[7] | M. Gromov, H.B., jr. Lawson, "Spin and scalar curvature in the presence of a fundamental group I" Ann. of Math. , 111 : 2 (1980) pp. 209–230 |

[8] | P. Buser, H. Karcher, "Gromov's almost flat manifolds" Astérique , 81 (1981) |

[9] | J.A. Wolf, "Spaces of constant curvature" , Publish or Perish (1977) |

[10] | S.I. Goldberg, "Curvature and homology" , Acad. Press (1962) |

[11] | A.L. Besse, "Manifolds all of whose geodesics are closed" , Springer (1978) |

[12] | W. Thurston, "The geometry and topology of 3-manifolds" , Princeton Univ. Press (1978) (Preprint) |

[13] | E. Heintze, H. Karcher, "A general comparison theorem with applications to volume estimates for submanifolds" Ann. Sci. Ecole Norm. Sup. , 11 : 4 (1978) pp. 451–470 |

[14] | J. Cheeger, "Pinching theorems for a certain class of Riemannian manifolds" Amer. J. Math. , 91 : 3 (1969) pp. 807–834 |

[15] | Min-Do, E. Ruh, "Comparison theorems for compact symmetric spaces" Ann. Sci. Ecole Norm. Sup. , 12 (1979) pp. 335–353 |

[16] | A. Gray, "Comparison theorems for the volumes of tubes as generalizations of the Weyl tube formula" Topology , 21 : 2 (1982) pp. 201–228 |

#### Comments

For some more results on the interrelations between curvature and fundamental group cf. (the editorial comments to) Polycyclic group and Polynomial and exponential growth in groups and algebras.
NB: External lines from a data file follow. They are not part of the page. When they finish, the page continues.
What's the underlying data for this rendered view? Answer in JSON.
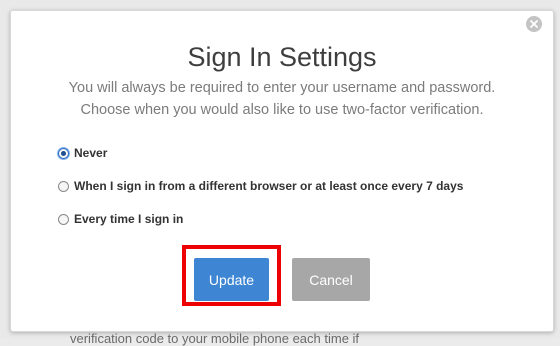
{
  "background_partial_text": "verification code to your mobile phone each time if",
  "dialog": {
    "title": "Sign In Settings",
    "description_line1": "You will always be required to enter your username and password.",
    "description_line2": "Choose when you would also like to use two-factor verification.",
    "close_icon": "close-icon",
    "options": [
      {
        "label": "Never",
        "selected": true
      },
      {
        "label": "When I sign in from a different browser or at least once every 7 days",
        "selected": false
      },
      {
        "label": "Every time I sign in",
        "selected": false
      }
    ],
    "buttons": {
      "update_label": "Update",
      "cancel_label": "Cancel"
    },
    "highlight_color": "#ee0000",
    "update_color": "#3e86d4",
    "cancel_color": "#a7a7a7"
  }
}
Let $ \xi $ be a unit length tangent vector at $ m \in M $. Let $ \gamma _ \xi $ be its geodesic. For sufficiently small $ t $ the distance between the starting point $ m = \gamma _ \xi ( 0) $ and $ \gamma _ \xi ( t) $ is $ t $, but this may fail for larger $ t $. The cut value function (on the sphere subbundle of the tangent bundle) is defined by

$$ \mathop{\rm Cutval} ( \xi ) = t _ {0} \iff \ \begin{array}{ll} d ( \gamma _ \xi ( 0) , \gamma _ \xi ( t)) = t & \textrm{ for } {t \leq t _ {0} } \\ d ( \gamma _ \xi ( 0), \gamma _ \xi ( t)) < t & \textrm{ for } {t > t _ {0} } \\ \end{array} . $$

The cut locus of $ m \in M $ is by definition the set of points $ \{ \mathop{\rm exp} _ {m} ( \mathop{\rm Cutval} ( \xi ) \xi ) \} = \mathop{\rm Cutloc} ( m) $, where $ \xi $ runs over all unit length tangent vectors at $ m $ and $ \mathop{\rm exp} _ {m} : T _ {m} M \rightarrow M $ is the exponential mapping at $ m \in M $; cf. Exponential mapping and the subsection "Exponential mapping" in Riemannian geometry.

The radius of injectivity, $ \mathop{\rm Inj} ( m) $, at $ m \in M $ is defined as $ \inf \{ { \mathop{\rm Cutval} ( \xi ) } : {\xi \in T _ {m} M, \| \xi \| = 1 } \} $, and the global radius of injectivity of $ M $ is $ \inf \{ { \mathop{\rm Inj} ( m ) } : {m \in M } \} $. It is always positive if $ M $ is compact, but can be zero if $ M $ is non-compact.

The cut locus was introduced by H. Poincaré under the name "ligne de partage" . Every compact surface admits a Riemannian metric of constant curvature. "Cutting up" a higher-genus surface $ M $ along a cut locus yields a particularly nice representation of $ M $ as a domain bounded by a polygon on which edges are pairwise identified, [a3]. For the sphere, the genus 0 case, the cut locus of a point is the single diametrically-opposite point.

#### References

[a1] | M. Berger, B. Gostiaux, "Differential geometry: manifolds, curves, and surfaces" , Springer (1988) pp. Sect. 11.4 (Translated from French) |

[a2] | W. Klingenberg, "Riemannian geometry" , de Gruyter (1982) pp. Chapt. 2 (Translated from German) |

[a3] | S. Gallot, D. Hulin, J. Lafontaine, "Riemannian geometry" , Springer (1987) (Translated from French) |

[a4] | W.M. Boothby, "An introduction to differentiable manifolds and Riemannian geometry" , Acad. Press (1975) |

[a5] | W. Greub, S. Halperin, R. Vanstone, "Connections, curvature, and cohomology" , 1–3 , Acad. Press (1972–1976) |

**How to Cite This Entry:**

Riemannian geometry in the large.

*Encyclopedia of Mathematics.*URL: http://encyclopediaofmath.org/index.php?title=Riemannian_geometry_in_the_large&oldid=49672